• _PROBLEM TO SOLVE_:
Repeat the entire listing exactly.
PROVIDED RECORDS START
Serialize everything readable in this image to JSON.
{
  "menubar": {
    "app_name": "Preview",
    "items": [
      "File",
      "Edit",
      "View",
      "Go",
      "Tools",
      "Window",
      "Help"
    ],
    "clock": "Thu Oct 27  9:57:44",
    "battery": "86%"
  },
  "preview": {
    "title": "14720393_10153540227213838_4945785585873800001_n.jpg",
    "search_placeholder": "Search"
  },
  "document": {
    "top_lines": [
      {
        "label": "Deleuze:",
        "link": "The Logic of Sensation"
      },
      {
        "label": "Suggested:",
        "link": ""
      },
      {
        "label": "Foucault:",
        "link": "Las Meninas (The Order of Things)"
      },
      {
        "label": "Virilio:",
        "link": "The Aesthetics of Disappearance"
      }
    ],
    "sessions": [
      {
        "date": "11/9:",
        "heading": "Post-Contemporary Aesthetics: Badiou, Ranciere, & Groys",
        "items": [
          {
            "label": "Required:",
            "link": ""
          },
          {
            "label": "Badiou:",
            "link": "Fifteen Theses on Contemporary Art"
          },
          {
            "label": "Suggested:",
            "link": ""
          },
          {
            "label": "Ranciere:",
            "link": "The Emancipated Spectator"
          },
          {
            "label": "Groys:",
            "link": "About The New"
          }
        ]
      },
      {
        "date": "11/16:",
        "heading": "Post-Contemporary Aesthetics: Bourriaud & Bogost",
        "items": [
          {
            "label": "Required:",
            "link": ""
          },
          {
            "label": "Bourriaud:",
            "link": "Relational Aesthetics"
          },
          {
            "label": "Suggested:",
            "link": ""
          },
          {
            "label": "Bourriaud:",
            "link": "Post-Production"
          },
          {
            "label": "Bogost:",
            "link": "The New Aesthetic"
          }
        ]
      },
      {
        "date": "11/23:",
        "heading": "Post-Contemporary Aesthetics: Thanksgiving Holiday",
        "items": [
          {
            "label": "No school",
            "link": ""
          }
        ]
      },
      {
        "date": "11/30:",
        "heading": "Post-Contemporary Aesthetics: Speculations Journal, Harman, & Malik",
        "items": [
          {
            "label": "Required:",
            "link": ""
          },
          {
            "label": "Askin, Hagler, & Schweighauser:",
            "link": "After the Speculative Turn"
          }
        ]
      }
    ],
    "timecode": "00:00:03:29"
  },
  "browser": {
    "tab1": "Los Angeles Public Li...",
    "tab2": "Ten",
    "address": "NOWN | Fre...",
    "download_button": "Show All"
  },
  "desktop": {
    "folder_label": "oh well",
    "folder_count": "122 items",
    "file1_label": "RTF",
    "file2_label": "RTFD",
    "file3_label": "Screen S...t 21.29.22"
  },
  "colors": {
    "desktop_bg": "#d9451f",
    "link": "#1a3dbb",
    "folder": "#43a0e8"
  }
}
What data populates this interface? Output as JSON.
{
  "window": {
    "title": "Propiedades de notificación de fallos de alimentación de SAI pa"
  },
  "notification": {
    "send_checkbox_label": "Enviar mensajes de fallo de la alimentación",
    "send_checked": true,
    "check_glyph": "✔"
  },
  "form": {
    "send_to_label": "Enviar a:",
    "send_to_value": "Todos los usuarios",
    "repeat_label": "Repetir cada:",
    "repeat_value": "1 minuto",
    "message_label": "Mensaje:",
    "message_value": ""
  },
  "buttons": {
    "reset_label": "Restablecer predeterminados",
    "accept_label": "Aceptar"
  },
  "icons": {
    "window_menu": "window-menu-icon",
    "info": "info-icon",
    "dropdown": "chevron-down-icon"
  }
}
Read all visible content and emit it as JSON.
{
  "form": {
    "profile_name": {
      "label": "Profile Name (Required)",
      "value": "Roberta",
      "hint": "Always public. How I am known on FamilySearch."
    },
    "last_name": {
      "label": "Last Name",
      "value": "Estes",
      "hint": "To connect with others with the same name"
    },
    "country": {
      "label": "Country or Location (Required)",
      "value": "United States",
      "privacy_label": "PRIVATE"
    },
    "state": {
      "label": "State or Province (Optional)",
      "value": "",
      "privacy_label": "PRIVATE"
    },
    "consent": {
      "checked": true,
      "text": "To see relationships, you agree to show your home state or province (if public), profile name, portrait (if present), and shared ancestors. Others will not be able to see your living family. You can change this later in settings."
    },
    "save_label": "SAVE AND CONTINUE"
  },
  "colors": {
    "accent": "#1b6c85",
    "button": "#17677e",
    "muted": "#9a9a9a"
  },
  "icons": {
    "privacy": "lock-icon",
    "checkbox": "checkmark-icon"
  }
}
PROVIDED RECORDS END
• _WRITTEN SOLUTION_:
Serialize everything readable in this image to JSON.
{
  "menubar": {
    "app_name": "Preview",
    "items": [
      "File",
      "Edit",
      "View",
      "Go",
      "Tools",
      "Window",
      "Help"
    ],
    "clock": "Thu Oct 27  9:57:44",
    "battery": "86%"
  },
  "preview": {
    "title": "14720393_10153540227213838_4945785585873800001_n.jpg",
    "search_placeholder": "Search"
  },
  "document": {
    "top_lines": [
      {
        "label": "Deleuze:",
        "link": "The Logic of Sensation"
      },
      {
        "label": "Suggested:",
        "link": ""
      },
      {
        "label": "Foucault:",
        "link": "Las Meninas (The Order of Things)"
      },
      {
        "label": "Virilio:",
        "link": "The Aesthetics of Disappearance"
      }
    ],
    "sessions": [
      {
        "date": "11/9:",
        "heading": "Post-Contemporary Aesthetics: Badiou, Ranciere, & Groys",
        "items": [
          {
            "label": "Required:",
            "link": ""
          },
          {
            "label": "Badiou:",
            "link": "Fifteen Theses on Contemporary Art"
          },
          {
            "label": "Suggested:",
            "link": ""
          },
          {
            "label": "Ranciere:",
            "link": "The Emancipated Spectator"
          },
          {
            "label": "Groys:",
            "link": "About The New"
          }
        ]
      },
      {
        "date": "11/16:",
        "heading": "Post-Contemporary Aesthetics: Bourriaud & Bogost",
        "items": [
          {
            "label": "Required:",
            "link": ""
          },
          {
            "label": "Bourriaud:",
            "link": "Relational Aesthetics"
          },
          {
            "label": "Suggested:",
            "link": ""
          },
          {
            "label": "Bourriaud:",
            "link": "Post-Production"
          },
          {
            "label": "Bogost:",
            "link": "The New Aesthetic"
          }
        ]
      },
      {
        "date": "11/23:",
        "heading": "Post-Contemporary Aesthetics: Thanksgiving Holiday",
        "items": [
          {
            "label": "No school",
            "link": ""
          }
        ]
      },
      {
        "date": "11/30:",
        "heading": "Post-Contemporary Aesthetics: Speculations Journal, Harman, & Malik",
        "items": [
          {
            "label": "Required:",
            "link": ""
          },
          {
            "label": "Askin, Hagler, & Schweighauser:",
            "link": "After the Speculative Turn"
          }
        ]
      }
    ],
    "timecode": "00:00:03:29"
  },
  "browser": {
    "tab1": "Los Angeles Public Li...",
    "tab2": "Ten",
    "address": "NOWN | Fre...",
    "download_button": "Show All"
  },
  "desktop": {
    "folder_label": "oh well",
    "folder_count": "122 items",
    "file1_label": "RTF",
    "file2_label": "RTFD",
    "file3_label": "Screen S...t 21.29.22"
  },
  "colors": {
    "desktop_bg": "#d9451f",
    "link": "#1a3dbb",
    "folder": "#43a0e8"
  }
}
What data populates this interface? Output as JSON.
{
  "window": {
    "title": "Propiedades de notificación de fallos de alimentación de SAI pa"
  },
  "notification": {
    "send_checkbox_label": "Enviar mensajes de fallo de la alimentación",
    "send_checked": true,
    "check_glyph": "✔"
  },
  "form": {
    "send_to_label": "Enviar a:",
    "send_to_value": "Todos los usuarios",
    "repeat_label": "Repetir cada:",
    "repeat_value": "1 minuto",
    "message_label": "Mensaje:",
    "message_value": ""
  },
  "buttons": {
    "reset_label": "Restablecer predeterminados",
    "accept_label": "Aceptar"
  },
  "icons": {
    "window_menu": "window-menu-icon",
    "info": "info-icon",
    "dropdown": "chevron-down-icon"
  }
}
Read all visible content and emit it as JSON.
{
  "form": {
    "profile_name": {
      "label": "Profile Name (Required)",
      "value": "Roberta",
      "hint": "Always public. How I am known on FamilySearch."
    },
    "last_name": {
      "label": "Last Name",
      "value": "Estes",
      "hint": "To connect with others with the same name"
    },
    "country": {
      "label": "Country or Location (Required)",
      "value": "United States",
      "privacy_label": "PRIVATE"
    },
    "state": {
      "label": "State or Province (Optional)",
      "value": "",
      "privacy_label": "PRIVATE"
    },
    "consent": {
      "checked": true,
      "text": "To see relationships, you agree to show your home state or province (if public), profile name, portrait (if present), and shared ancestors. Others will not be able to see your living family. You can change this later in settings."
    },
    "save_label": "SAVE AND CONTINUE"
  },
  "colors": {
    "accent": "#1b6c85",
    "button": "#17677e",
    "muted": "#9a9a9a"
  },
  "icons": {
    "privacy": "lock-icon",
    "checkbox": "checkmark-icon"
  }
}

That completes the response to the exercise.